Plans to charge people for metal detecting on the foreshore of Duchy of Cornwall beaches have raised concerns among enthusiasts.
The Duchy estate has previously not allowed metal detecting in these parts of the county.
The organisation said it was responding to increasing calls from metal detectorists to permit their hobby on Duchy land.
But the treasure seekers claim a charge is unfair and would be unworkable.
The Duchy said the plans to allow metal detecting on the county's foreshores, the area of land between low and high water, were still in their infancy.
The estate said it planned to charge £60 for an annual permit but Cornish archaelologist Jonathan Clemes said: "People could just be walking the beach and finding these things without a detector. There shouldn't be a charge.
"You get people who go fishing on these beaches all day and you don't charge them, and how are you going to police it?"
Veteran detectorist Mick Turrell organises group expeditions and owns a shop which sells the detector devices.
He is puzzled about why he should pay to explore Duchy land, which is owned by the Prince of Wales, when exploring Crown estate land, owned by the Queen, is free.
He said: "Our problem is people are thinking of going on holiday. They have a choice; they can go and detect on the beaches on Crown estate land for free.
"If they come to Cornwall they have to decide if they can afford it because it is a lot of money they will have to pay out.

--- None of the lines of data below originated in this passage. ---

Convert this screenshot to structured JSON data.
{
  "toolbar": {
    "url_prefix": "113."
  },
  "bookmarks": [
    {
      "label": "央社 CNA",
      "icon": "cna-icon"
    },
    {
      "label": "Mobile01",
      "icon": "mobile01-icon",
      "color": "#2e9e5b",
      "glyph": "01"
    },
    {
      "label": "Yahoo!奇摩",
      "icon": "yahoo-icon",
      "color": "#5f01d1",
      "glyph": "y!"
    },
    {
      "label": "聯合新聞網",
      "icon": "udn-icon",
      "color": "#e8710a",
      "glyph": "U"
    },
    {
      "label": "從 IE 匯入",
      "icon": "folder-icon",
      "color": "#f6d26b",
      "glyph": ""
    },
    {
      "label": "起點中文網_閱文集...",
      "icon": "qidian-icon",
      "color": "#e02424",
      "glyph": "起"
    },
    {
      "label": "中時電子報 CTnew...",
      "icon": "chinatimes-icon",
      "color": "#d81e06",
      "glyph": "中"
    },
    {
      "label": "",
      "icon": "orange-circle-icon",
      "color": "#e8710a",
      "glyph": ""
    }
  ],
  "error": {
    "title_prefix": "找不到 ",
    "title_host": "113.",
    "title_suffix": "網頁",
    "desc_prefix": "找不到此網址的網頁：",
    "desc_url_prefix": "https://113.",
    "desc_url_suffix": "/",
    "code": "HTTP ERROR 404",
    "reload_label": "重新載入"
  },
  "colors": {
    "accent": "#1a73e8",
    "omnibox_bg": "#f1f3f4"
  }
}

They are rightfully upset about it."
A Duchy of Cornwall spokesperson said it was also issuing a holiday licence for £20, valid for up to two weeks, which would be aimed at families and individuals staying only a short time.